▶ [What this task involves] Which lines below contain the word "icon"? Copy each one.

▶ [Records shown]
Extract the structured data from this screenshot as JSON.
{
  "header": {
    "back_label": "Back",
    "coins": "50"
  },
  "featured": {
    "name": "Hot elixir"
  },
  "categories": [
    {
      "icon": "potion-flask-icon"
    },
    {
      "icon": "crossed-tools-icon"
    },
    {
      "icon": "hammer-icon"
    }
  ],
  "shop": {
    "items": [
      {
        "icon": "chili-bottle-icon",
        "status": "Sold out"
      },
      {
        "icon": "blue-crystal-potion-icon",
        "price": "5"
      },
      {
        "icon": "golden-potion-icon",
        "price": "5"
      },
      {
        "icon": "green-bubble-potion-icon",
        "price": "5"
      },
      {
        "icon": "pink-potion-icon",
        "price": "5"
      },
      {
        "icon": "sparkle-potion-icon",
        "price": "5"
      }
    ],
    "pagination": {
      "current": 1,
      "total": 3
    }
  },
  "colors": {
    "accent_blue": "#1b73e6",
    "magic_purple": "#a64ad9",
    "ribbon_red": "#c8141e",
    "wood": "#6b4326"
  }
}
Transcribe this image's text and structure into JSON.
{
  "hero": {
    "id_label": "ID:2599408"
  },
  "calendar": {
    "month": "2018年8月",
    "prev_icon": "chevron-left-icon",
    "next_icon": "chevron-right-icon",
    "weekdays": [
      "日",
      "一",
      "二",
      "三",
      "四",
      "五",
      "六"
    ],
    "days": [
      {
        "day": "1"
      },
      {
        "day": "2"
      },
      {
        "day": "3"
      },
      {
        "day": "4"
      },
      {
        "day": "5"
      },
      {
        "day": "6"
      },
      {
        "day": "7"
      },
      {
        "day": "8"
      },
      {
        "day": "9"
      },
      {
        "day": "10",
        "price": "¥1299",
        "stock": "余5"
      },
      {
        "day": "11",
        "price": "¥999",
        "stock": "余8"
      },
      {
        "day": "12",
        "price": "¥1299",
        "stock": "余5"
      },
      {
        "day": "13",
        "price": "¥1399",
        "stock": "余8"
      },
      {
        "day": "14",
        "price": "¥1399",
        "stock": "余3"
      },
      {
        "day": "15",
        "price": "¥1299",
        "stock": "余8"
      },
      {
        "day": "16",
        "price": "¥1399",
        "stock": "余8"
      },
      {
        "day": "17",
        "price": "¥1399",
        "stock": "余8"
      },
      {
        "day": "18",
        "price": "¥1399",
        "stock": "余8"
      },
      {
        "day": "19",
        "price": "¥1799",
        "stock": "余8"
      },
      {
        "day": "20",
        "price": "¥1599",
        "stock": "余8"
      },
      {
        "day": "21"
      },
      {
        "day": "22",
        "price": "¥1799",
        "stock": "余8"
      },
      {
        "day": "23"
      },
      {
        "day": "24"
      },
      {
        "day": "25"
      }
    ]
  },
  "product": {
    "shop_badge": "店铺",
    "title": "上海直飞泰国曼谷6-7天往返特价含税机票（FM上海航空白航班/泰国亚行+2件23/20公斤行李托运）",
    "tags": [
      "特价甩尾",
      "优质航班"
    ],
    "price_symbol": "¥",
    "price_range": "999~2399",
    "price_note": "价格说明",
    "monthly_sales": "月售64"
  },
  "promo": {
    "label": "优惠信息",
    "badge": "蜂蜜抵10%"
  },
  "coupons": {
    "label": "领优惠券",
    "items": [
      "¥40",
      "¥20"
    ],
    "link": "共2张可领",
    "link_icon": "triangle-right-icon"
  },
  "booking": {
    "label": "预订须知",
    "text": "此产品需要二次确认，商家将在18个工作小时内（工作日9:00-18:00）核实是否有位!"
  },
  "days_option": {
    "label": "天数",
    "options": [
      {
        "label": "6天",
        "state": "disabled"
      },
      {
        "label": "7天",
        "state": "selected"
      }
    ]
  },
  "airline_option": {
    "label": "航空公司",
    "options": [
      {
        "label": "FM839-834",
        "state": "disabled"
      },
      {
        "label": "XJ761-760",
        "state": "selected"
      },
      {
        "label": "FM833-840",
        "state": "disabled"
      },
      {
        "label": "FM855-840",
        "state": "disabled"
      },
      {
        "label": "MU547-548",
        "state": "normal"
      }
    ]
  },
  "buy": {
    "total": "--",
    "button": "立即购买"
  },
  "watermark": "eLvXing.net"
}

▶ [Task result]
      "icon": "potion-flask-icon"
      "icon": "crossed-tools-icon"
      "icon": "hammer-icon"
        "icon": "chili-bottle-icon",
        "icon": "blue-crystal-potion-icon",
        "icon": "golden-potion-icon",
        "icon": "green-bubble-potion-icon",
        "icon": "pink-potion-icon",
        "icon": "sparkle-potion-icon",
    "prev_icon": "chevron-left-icon",
    "next_icon": "chevron-right-icon",
    "link_icon": "triangle-right-icon"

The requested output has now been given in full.